> [EXERCISE DETAILS]:
Report each line from the records where the string "toggle" turns up.
Start of DATA EXTRACTS
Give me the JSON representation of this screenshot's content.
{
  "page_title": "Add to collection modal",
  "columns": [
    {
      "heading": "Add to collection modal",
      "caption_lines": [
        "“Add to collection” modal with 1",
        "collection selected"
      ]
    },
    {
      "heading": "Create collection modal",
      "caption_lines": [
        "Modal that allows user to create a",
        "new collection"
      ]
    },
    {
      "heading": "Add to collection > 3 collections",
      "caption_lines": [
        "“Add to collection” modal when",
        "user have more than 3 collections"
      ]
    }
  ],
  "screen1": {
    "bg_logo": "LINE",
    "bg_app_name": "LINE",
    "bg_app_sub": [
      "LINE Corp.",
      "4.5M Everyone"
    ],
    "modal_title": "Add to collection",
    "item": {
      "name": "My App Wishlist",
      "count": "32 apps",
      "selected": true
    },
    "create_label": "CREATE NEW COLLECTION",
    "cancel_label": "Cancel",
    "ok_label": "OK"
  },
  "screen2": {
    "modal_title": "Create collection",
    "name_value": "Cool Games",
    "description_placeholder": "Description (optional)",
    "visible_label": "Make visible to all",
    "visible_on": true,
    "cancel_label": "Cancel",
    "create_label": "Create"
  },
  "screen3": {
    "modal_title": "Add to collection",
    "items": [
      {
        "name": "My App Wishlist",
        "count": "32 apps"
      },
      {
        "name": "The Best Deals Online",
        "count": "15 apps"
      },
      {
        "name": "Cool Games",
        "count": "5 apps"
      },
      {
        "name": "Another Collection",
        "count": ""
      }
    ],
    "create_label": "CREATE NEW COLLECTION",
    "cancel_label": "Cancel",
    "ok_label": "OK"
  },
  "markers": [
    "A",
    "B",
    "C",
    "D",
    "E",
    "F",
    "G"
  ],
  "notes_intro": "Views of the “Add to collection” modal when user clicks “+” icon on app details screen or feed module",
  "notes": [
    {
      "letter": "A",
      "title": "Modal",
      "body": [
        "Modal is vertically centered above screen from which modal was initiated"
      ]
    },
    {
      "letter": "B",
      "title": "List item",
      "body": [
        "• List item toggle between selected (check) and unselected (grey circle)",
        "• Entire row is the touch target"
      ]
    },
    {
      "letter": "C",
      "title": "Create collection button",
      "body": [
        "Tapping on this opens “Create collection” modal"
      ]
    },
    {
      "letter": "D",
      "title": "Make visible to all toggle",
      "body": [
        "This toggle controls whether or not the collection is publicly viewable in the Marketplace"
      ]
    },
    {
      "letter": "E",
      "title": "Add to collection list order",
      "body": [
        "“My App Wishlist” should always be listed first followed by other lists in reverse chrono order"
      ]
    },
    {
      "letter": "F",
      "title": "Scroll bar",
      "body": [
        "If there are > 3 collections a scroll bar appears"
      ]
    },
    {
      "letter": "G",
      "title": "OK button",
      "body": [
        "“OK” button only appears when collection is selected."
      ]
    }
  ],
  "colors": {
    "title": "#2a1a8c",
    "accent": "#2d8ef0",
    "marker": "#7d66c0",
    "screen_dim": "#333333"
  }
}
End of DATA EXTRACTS
> [SOLVED PROBLEM]:
        "• List item toggle between selected (check) and unselected (grey circle)",
      "title": "Make visible to all toggle",
        "This toggle controls whether or not the collection is publicly viewable in the Marketplace"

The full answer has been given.